It’s funny, I’ll give them that, and people might say I shouldn’t take it so seriously but I can’t give them anything more than a poor score, purely because like most novelty records the novelty wears off long before you’ve reached the end of the track, sorry lads!


Track Listing: Speciality, it’s novelty folk for Christ’s sake!

Tuesday, 6 October 2009

Joshua Mellor - Award

Reviewed by Sammy Newman

Some over synthesized, bland, generic turd. I’m sorry Joshua, not even flicking up the autotune (the funny Cheer voice machine) can hide the fact that your voice isn’t great and you are lost inbetween trying to be a wannabe Sam Sparrow with a poppy dance track, or wanting to demonstrate an urban track with guitars for a song to pick up the ladies. However, unlike Mr. Sparrow I doubt your attempt to be even be a one hit wonder might be out of your reach with that track.
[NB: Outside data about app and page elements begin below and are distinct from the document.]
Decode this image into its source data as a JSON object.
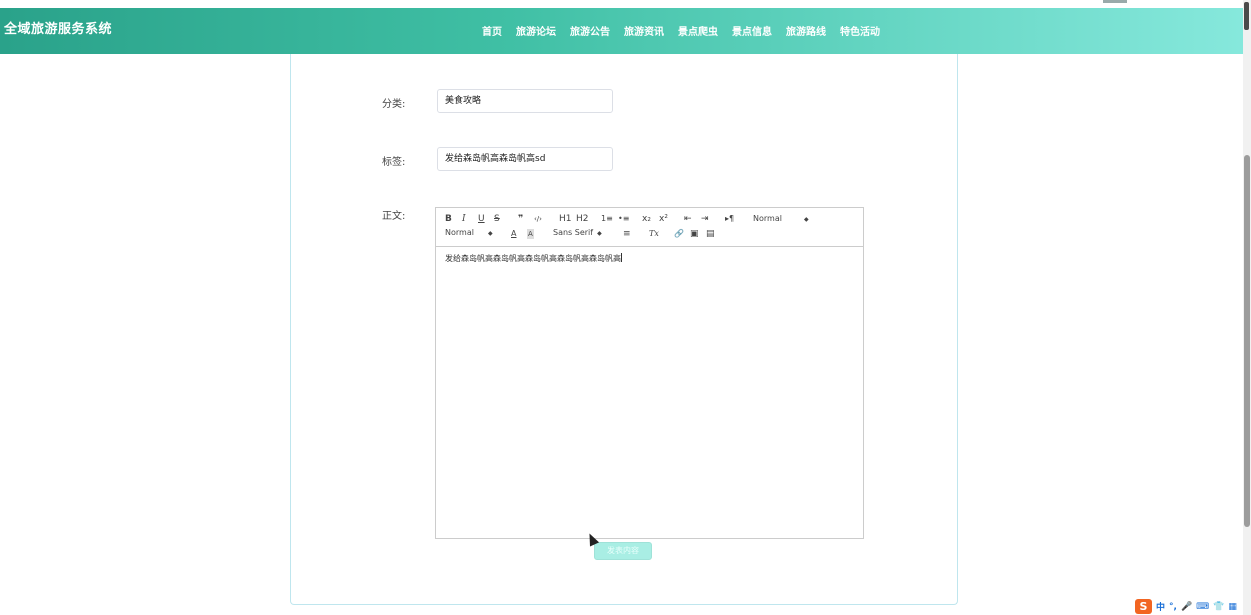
{
  "header": {
    "brand": "全域旅游服务系统",
    "nav": [
      "首页",
      "旅游论坛",
      "旅游公告",
      "旅游资讯",
      "景点爬虫",
      "景点信息",
      "旅游路线",
      "特色活动"
    ]
  },
  "form": {
    "category_label": "分类:",
    "category_value": "美食攻略",
    "tag_label": "标签:",
    "tag_value": "发给森岛帆高森岛帆高sd",
    "content_label": "正文:",
    "content_text": "发给森岛帆高森岛帆高森岛帆高森岛帆高森岛帆高",
    "submit_label": "发表内容"
  },
  "toolbar": {
    "bold": "B",
    "italic": "I",
    "underline": "U",
    "strike": "S",
    "blockquote": "❞",
    "code": "‹/›",
    "h1": "H1",
    "h2": "H2",
    "ordered_list": "1≡",
    "bullet_list": "•≡",
    "subscript": "x₂",
    "superscript": "x²",
    "outdent": "⇤",
    "indent": "⇥",
    "direction": "▸¶",
    "header_picker": "Normal",
    "size_picker": "Normal",
    "font_color": "A",
    "background_color": "A",
    "font_picker": "Sans Serif",
    "align": "≡",
    "clean": "Tx",
    "link": "🔗",
    "image": "▣",
    "video": "▤"
  },
  "tray": {
    "ime": "S",
    "lang": "中",
    "punct": "°,",
    "mic": "🎤",
    "keyboard": "⌨",
    "skin": "👕",
    "menu": "▦"
  }
}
Revere - As Radars Sleep

Reviewed by Sammy Newman

An endearing track with nice orchestral, indie feel but it seems to lack that great epicness which can make you immerse yourself into this type of tune in an “arcade fire” like fashion. Too much happy glockenspiel, lacking that aggressive edge and it leaves you feeling that your grandma is giving you a bedtime melody when all you want to do is have an adrenaline fuelled bungee jump.


Diarmaid O Meara - Murdering Disco

Reviewed by Stephen Ferrell

Diarmaid O Meara’s Murdering disco is the latest release on O Meara’s own Gobsmacked label. The track certainly comes from the lighter side of club techno. The deep persistent kick displays this Belfast born DJ/ producer’s techno roots. Though the synth sounds owe much more to trance. The use of filters also displays an influence of euphoric trance. As does the phasing effect which gives the track a much more laid back vibe then would often be associated with straight up techno. The disco sounding percussion that drops in and out of the track could also find favour on many a house dance floor. It fits well into the current trend for cross over between many of the once deeply divided dance sub genres. It would be easy to imagine this track fitting into a wide variety of DJ’s sets. Although it’s very much a track aimed towards the club it’s laid back feel would make it suitable to be listened to away from that environment as well. Its nothing revolutionary but it is very well produced. The Disco Murderer B side is a slightly darker track but should still work well in the right clubs.